Political donations, have long occupied a complicated and murky space in the public domain. The long pending demand for transparency in their collection and disclosure has haunted political parties for a good number of years now. Last year, the Delhi High Court’s judgment against the Bhartiya Janata Party and the Indian National Congress citing their illegally received foreign funding dealt a debilitating blow to claims of transparent and above board campaign funding made by these parties. Moreover, the recent fracas between the Aam Aadmi Party and the AVAM, concerning the receipt of electoral funding from an “unknown foreign source” created a good amount of political debris. The decision of the major political parties to contest the judgment of the CIC allowing RTI application against political parties has only made matters worse. Presently, a Law Commission report to the Central Government on the subject of political donations is in works.
After a considerable amount of consultations as well as deliberations with the stake holders, the honourable panel is in the final stages of submitting the 255th report to the Union Law Ministry on March 11, highlighting the electoral reforms needed to be instituted with respect to political donations. The Law Commission has drafted the report which consider the question of amending the regulatory provisions relating to such donations and the mechanisms which are needed to be put in place in order to ensure precision and transparency in the process of giving and receiving donations.
In the events preceding the Delhi Assembly elections, the AamAadmi Volunteer Manch had alleged that AAP had received funds from dubious companies from Canada and other foreign destinations. The amount received was alleged to be nearly 2 crores, which was purported to be black money received from different companies operating abroad. However, the party was given a clean chit after the donors were reported to be genuine and the funding found to be legitimate.

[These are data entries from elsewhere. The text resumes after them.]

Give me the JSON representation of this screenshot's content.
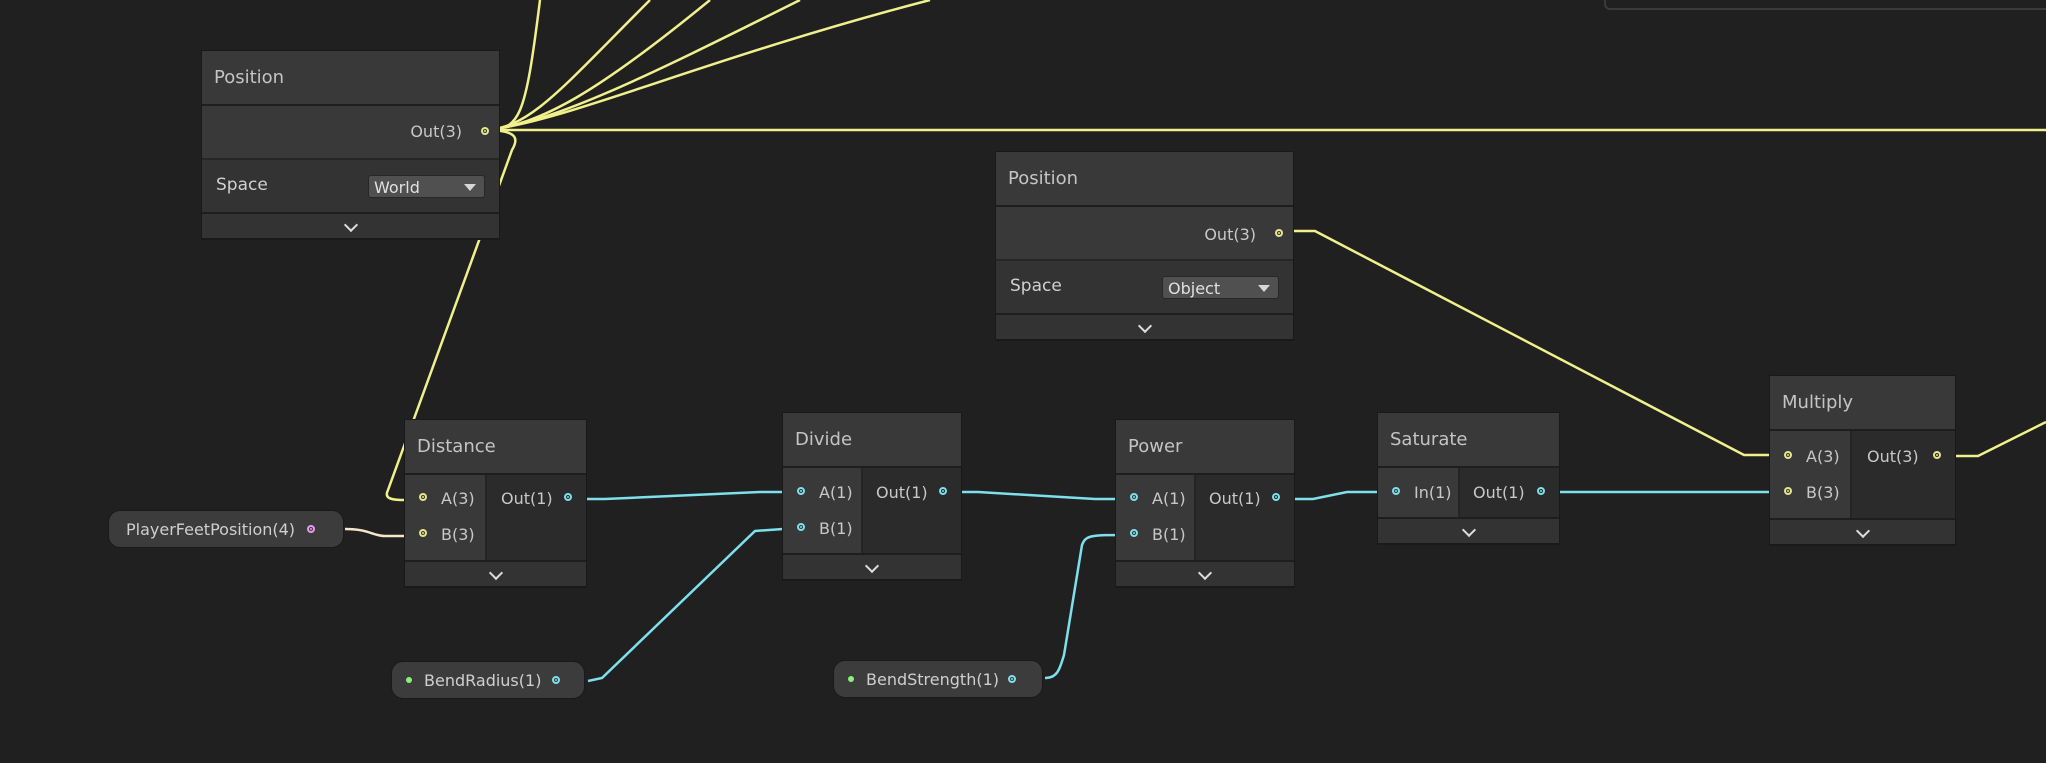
{
  "nodes": {
    "position_world": {
      "title": "Position",
      "out_label": "Out(3)",
      "space_label": "Space",
      "space_value": "World"
    },
    "position_object": {
      "title": "Position",
      "out_label": "Out(3)",
      "space_label": "Space",
      "space_value": "Object"
    },
    "distance": {
      "title": "Distance",
      "in_a": "A(3)",
      "in_b": "B(3)",
      "out_label": "Out(1)"
    },
    "divide": {
      "title": "Divide",
      "in_a": "A(1)",
      "in_b": "B(1)",
      "out_label": "Out(1)"
    },
    "power": {
      "title": "Power",
      "in_a": "A(1)",
      "in_b": "B(1)",
      "out_label": "Out(1)"
    },
    "saturate": {
      "title": "Saturate",
      "in_label": "In(1)",
      "out_label": "Out(1)"
    },
    "multiply": {
      "title": "Multiply",
      "in_a": "A(3)",
      "in_b": "B(3)",
      "out_label": "Out(3)"
    }
  },
  "properties": {
    "player_feet": {
      "label": "PlayerFeetPosition(4)"
    },
    "bend_radius": {
      "label": "BendRadius(1)"
    },
    "bend_strength": {
      "label": "BendStrength(1)"
    }
  },
  "colors": {
    "vector3_wire": "#f0f08c",
    "float_wire": "#7de0ec",
    "vector4_wire": "#f5e6c8",
    "background": "#202020"
  }
}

Earlier last year, the Delhi High Court had held the BJP and Congress guilty of receiving illegitimate foreign funding in contravention of the Foreign Contribution (Regulation) Act. Though these major parties have appealed the decision in the Supreme Court, the matter is far from being resolved and has caused a lot of disrepute to both the parties.
The Law Commission had, in 2014, proposed that Parliamentarians and Assembly members should be disqualified if a chargesheet is drafted against them for the offences which carry a sentence of five years or above (criminal case). However, the proposal has not found many takers within the Supreme Court or the political establishment.
Further, the law commission is also set to make recommendations with respect to electoral issues like opinion/exit polls showcased vociferously by the media which may be capable of influencing the public as well instances/patterns of paid news proliferating on a daily basis.
One of the primary focus of the work undertaken by the Law Commission is the mechanisms that need to be developed within the boundary of the constitutional guarantee of free speech in order to curb the menace of biased or favourable news items being reported or telecasted by the print or news media, in order to cater to vested interests in the political firmament as well as to influence the free and fair electoral process in the country.
The panel is also touted to debate the need to provide state funding of elections for a candidate and if it is permitted, then what should be the applicable criterion or quantum of funds to be devolved per candidate. Further, the publication of government advertisements, highlighting the achievements of a political party in power for a period of 6 months preceding the date of dissolution of the House, can also be restricted as per the recommendations of the law commission.
Furthermore, the Law commission will consider questions such as the maximum limit of campaign expenditure in light of the increase in the cost/price index, furnishing of inaccurate or false particulars as a ground of candidate’s disqualification, and limiting a candidate’s privilege to contest on more than one seat at a time.
by Siddhartha Singh.